Chucho Valdes

Chucho Valdés Quartet played the Gaillard Center on Thursday, May 31.

Somebody better check the roof at the the Gaillard Center. A giant of a man left his mark. Pianist Chucho Valdés and his mighty quartet executed flawlessly, bringing a welcomed vitality to this year’s Spoleto jazz series for its pinnacle jazz performance.

The hall’s energy was palpable as the Cuban-born, Grammy Award-winning bandleader took to the stage, sporting his backwards-facing, classic Kangol cap. Valdés took his seat at a piano that seemed dwarfed by his presence.

Before anyone could blink, two hours had passed. Valdes’s intoxicating set was a contemporary amalgamation of genres, yielding a visceral journey through “American” music. The free-flowing performance felt more like a two-hour dance, with recognizable melodies and riffs from standard jazz, blues, gospel and classical repertoire, marvelously coalescing with the ensemble’s sophisticated harmonies and rhythm, all of it rooted in the Latin tradition, especially Afro-Cuban.

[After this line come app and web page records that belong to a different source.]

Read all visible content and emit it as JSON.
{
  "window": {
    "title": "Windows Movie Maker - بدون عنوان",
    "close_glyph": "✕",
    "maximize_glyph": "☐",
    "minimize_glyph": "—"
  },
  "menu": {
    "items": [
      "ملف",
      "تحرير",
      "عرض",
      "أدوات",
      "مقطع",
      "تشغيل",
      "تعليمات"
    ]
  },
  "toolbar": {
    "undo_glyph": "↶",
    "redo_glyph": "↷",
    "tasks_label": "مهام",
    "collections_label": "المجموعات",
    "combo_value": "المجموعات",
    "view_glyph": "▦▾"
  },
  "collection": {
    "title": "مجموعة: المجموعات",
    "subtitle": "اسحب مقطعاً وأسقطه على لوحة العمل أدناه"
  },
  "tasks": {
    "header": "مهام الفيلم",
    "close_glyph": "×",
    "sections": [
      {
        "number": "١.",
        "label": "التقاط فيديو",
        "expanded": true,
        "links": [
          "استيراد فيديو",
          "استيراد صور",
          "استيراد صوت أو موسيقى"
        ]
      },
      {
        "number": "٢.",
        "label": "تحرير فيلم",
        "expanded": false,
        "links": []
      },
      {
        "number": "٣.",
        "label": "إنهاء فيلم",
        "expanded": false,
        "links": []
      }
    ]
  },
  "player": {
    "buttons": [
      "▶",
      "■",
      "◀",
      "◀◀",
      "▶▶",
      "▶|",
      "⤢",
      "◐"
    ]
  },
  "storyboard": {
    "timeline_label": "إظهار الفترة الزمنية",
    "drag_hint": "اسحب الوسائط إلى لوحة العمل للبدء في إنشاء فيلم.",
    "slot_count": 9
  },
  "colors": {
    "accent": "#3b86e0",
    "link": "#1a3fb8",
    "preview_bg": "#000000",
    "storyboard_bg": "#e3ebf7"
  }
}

Combined, the quartet was a ceremonious polyrhythmic force that made way for breathtaking moments of individual luster. While Valdés was unmistakably the captain of this musical vessel, bassist Yelsy Heredia was second in command. His physical energy, rhythmic sensibility, and vocal expression was enthralling. Percussionist Yaroldy Abreu Robles and drummer Dafnis Prieto made for a well-oiled machine with their precision, musicality and expansive use of battery.

Valdés closed his set with a medley of standards, including “My Foolish Heart,” “Waltz for Debby,” “Take the ‘A’ Train” and a handful of others, masterfully interwoven. Before he had lifted his hands from the keys, roars and whistles filled the air. “Otra! Otra!,” the noticeable Latino contingent proclaimed, hinting at an encore. Valdés obliged, returning to the stage for a spirited arrangement of Puerto Rican composer Rafael Hernández Marín’s “El cumbanchero.”

Valdés let the music speak. There was no barrier, no wall, no misinterpretation, no miscommunication. Just music that left a capacity crowd awestruck and markedly more alive.

Maestro Chucho Valdés is what makes America great. His improvisation is a culminating celebration of the shared experience of the Americas, a unifying exemplar of human survival, exchange, migration and evolution. Whether performing with Irakere, solo, or as part of his various ensembles, throughout his illustrious career his commitment to forging connections makes him a legend.

There are giants among us. Valdés is one of them. ¡Gracias, Chucho!

Reviewer Leah Suarez is a musician in Charleston.